It is sometimes assumed that women prefer working with men to working with other women. Some of them do. Men are less nervous than women and they have larger reserves of calm and repose. A man's point of view is often broader and more tolerant than a woman's because of his greater opportunities for observation and experience. Men often lack that pettiness which women ignore in themselves and abhor in other women. It may be easier to work with a man because rivalry situations less seldom develop than when two women are working together. Some men are inclined to reward with generosity any special services which are rendered to them, although this is by no means always the case. Some men who discover unusual ability in a woman employee will go to some pains to procure unusual employment opportunities for her. A number of women who have been successful in their careers attributed a large measure of their success to the fact that they were "discovered" by a discerning 'employer and given opportunities for advancement. One woman stated that a former employer whom she had not seen for a period of ten years had nevertheless continued to show his interest in her career by timely advice and active assistance in securing advancement. Women employers often follow this same procedure but since their opportunities to render service is less than men's in some fields their efforts to be of assistance are less effective.
Some women, however, prefer working with other women. Professional relations are well defined in some fields of employment in which large numbers of women are employed and women cease to fear pettiness from each other.
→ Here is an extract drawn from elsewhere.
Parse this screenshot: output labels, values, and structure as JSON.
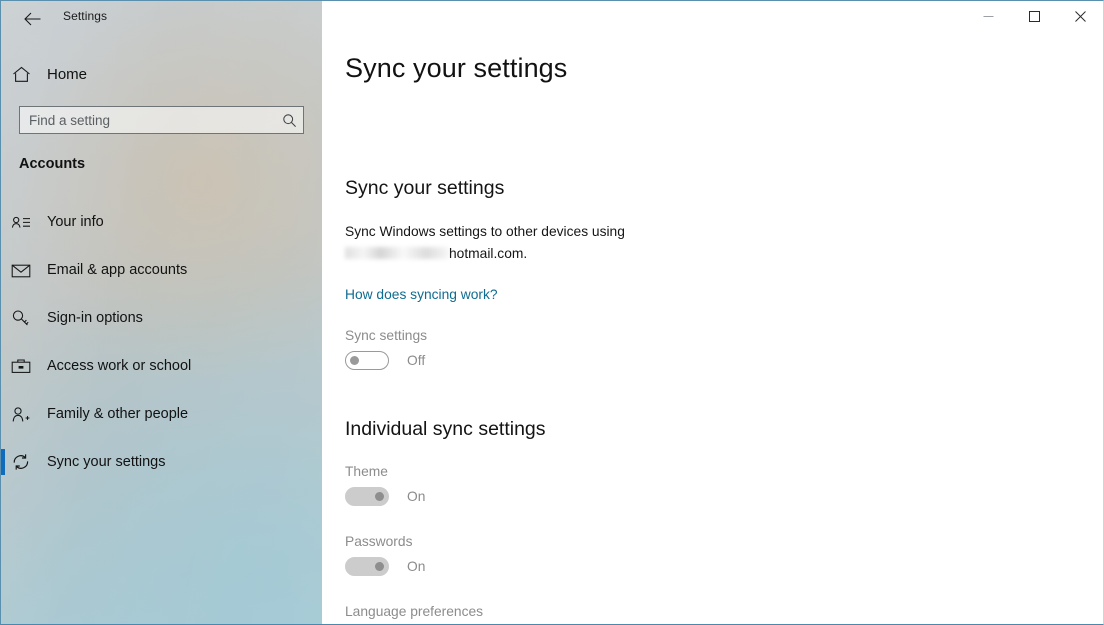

Then, too, women who are accustomed to working with other women develop attitudes of tolerance and understanding which are usually considered masculine in nature. Periods of training in teaching, in nursing, in social work and other fields accustom women to working with each other and. they may come to prefer it. In occupations in which women predominate there is more opportunity to secure the top positions. This is a fact which is highly prized by many women who have no opportunity to secure the top positions themselves. But to see another woman secure that position affords them a vicarious satisfaction which belies the general assumption that all women are jealous of each other's success. One school which had always had a woman as principal was thrown into an indignant turmoil when a man was appointed because the women teachers wished that position given to a woman.